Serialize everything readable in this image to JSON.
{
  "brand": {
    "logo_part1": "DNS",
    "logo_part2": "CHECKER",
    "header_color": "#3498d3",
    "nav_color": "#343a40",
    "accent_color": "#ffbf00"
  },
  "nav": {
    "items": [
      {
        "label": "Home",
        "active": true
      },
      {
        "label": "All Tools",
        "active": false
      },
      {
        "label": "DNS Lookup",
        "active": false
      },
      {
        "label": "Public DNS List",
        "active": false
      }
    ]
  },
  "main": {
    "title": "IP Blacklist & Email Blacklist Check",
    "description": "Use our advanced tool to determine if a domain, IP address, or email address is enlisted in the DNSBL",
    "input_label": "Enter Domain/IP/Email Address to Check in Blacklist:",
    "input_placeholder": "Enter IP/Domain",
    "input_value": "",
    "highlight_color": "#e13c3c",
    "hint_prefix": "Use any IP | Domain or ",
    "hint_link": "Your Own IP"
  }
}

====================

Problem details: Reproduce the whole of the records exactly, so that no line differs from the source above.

Output for this exercise:
Serialize everything readable in this image to JSON.
{
  "brand": {
    "logo_part1": "DNS",
    "logo_part2": "CHECKER",
    "header_color": "#3498d3",
    "nav_color": "#343a40",
    "accent_color": "#ffbf00"
  },
  "nav": {
    "items": [
      {
        "label": "Home",
        "active": true
      },
      {
        "label": "All Tools",
        "active": false
      },
      {
        "label": "DNS Lookup",
        "active": false
      },
      {
        "label": "Public DNS List",
        "active": false
      }
    ]
  },
  "main": {
    "title": "IP Blacklist & Email Blacklist Check",
    "description": "Use our advanced tool to determine if a domain, IP address, or email address is enlisted in the DNSBL",
    "input_label": "Enter Domain/IP/Email Address to Check in Blacklist:",
    "input_placeholder": "Enter IP/Domain",
    "input_value": "",
    "highlight_color": "#e13c3c",
    "hint_prefix": "Use any IP | Domain or ",
    "hint_link": "Your Own IP"
  }
}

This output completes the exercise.